> **TASK DESCRIPTION**
This exercise calls for the data below to be retyped exactly, minus any images.

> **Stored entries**
..............................
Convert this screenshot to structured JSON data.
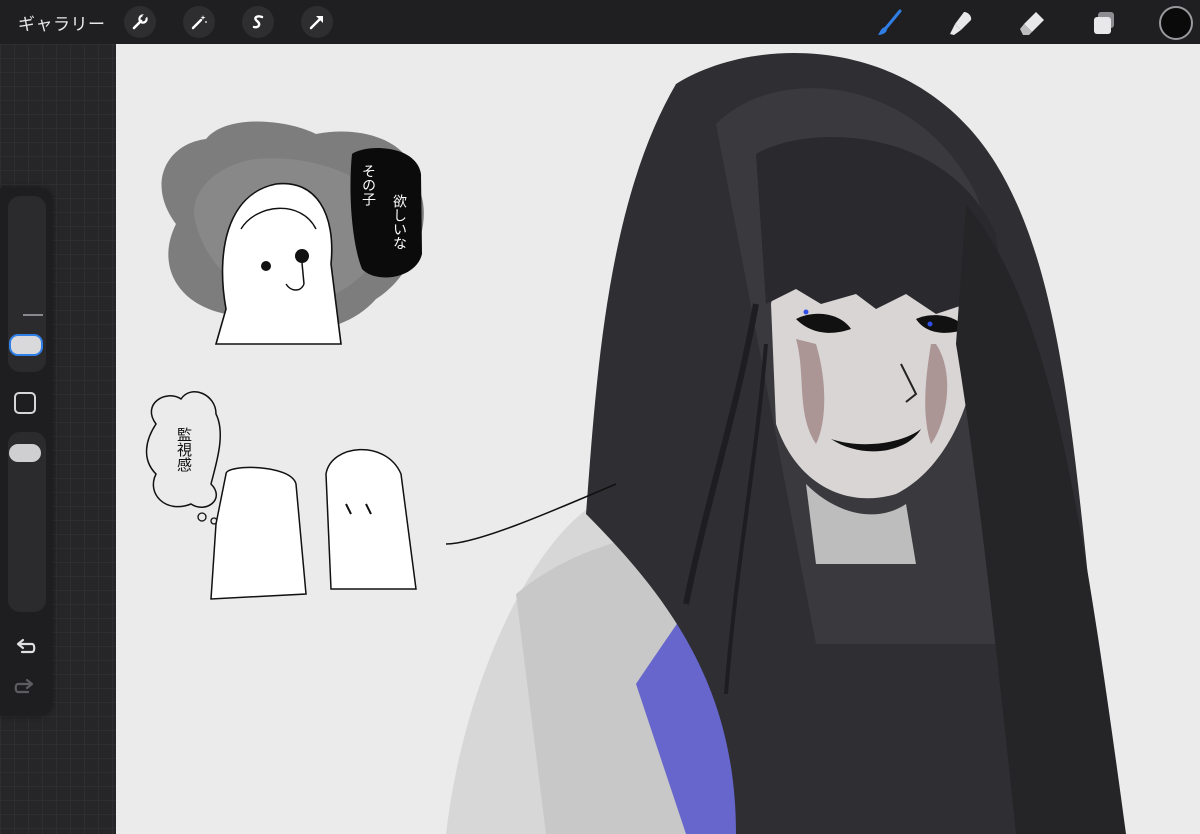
{
  "topbar": {
    "gallery_label": "ギャラリー",
    "left_tools": [
      {
        "name": "actions",
        "icon": "wrench-icon"
      },
      {
        "name": "adjustments",
        "icon": "magic-wand-icon"
      },
      {
        "name": "selection",
        "icon": "selection-s-icon"
      },
      {
        "name": "transform",
        "icon": "arrow-cursor-icon"
      }
    ],
    "right_tools": [
      {
        "name": "brush",
        "icon": "brush-icon",
        "active": true
      },
      {
        "name": "smudge",
        "icon": "smudge-icon",
        "active": false
      },
      {
        "name": "eraser",
        "icon": "eraser-icon",
        "active": false
      },
      {
        "name": "layers",
        "icon": "layers-icon",
        "active": false
      }
    ],
    "current_color": "#0a0a0a",
    "active_accent": "#2f7fe6"
  },
  "sidebar": {
    "brush_size_slider": {
      "level": 0.3
    },
    "opacity_slider": {
      "level": 1.0
    },
    "undo_icon": "undo-arrow-icon",
    "redo_icon": "redo-arrow-icon"
  },
  "canvas": {
    "background": "#ebebeb",
    "bubble_text_1": "その子",
    "bubble_text_2": "欲しいな",
    "thought_text": "監視感",
    "thought_suffix": "。。"
  }
}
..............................
> **ANSWER TO THE EXERCISE**
Convert this screenshot to structured JSON data.
{
  "topbar": {
    "gallery_label": "ギャラリー",
    "left_tools": [
      {
        "name": "actions",
        "icon": "wrench-icon"
      },
      {
        "name": "adjustments",
        "icon": "magic-wand-icon"
      },
      {
        "name": "selection",
        "icon": "selection-s-icon"
      },
      {
        "name": "transform",
        "icon": "arrow-cursor-icon"
      }
    ],
    "right_tools": [
      {
        "name": "brush",
        "icon": "brush-icon",
        "active": true
      },
      {
        "name": "smudge",
        "icon": "smudge-icon",
        "active": false
      },
      {
        "name": "eraser",
        "icon": "eraser-icon",
        "active": false
      },
      {
        "name": "layers",
        "icon": "layers-icon",
        "active": false
      }
    ],
    "current_color": "#0a0a0a",
    "active_accent": "#2f7fe6"
  },
  "sidebar": {
    "brush_size_slider": {
      "level": 0.3
    },
    "opacity_slider": {
      "level": 1.0
    },
    "undo_icon": "undo-arrow-icon",
    "redo_icon": "redo-arrow-icon"
  },
  "canvas": {
    "background": "#ebebeb",
    "bubble_text_1": "その子",
    "bubble_text_2": "欲しいな",
    "thought_text": "監視感",
    "thought_suffix": "。。"
  }
}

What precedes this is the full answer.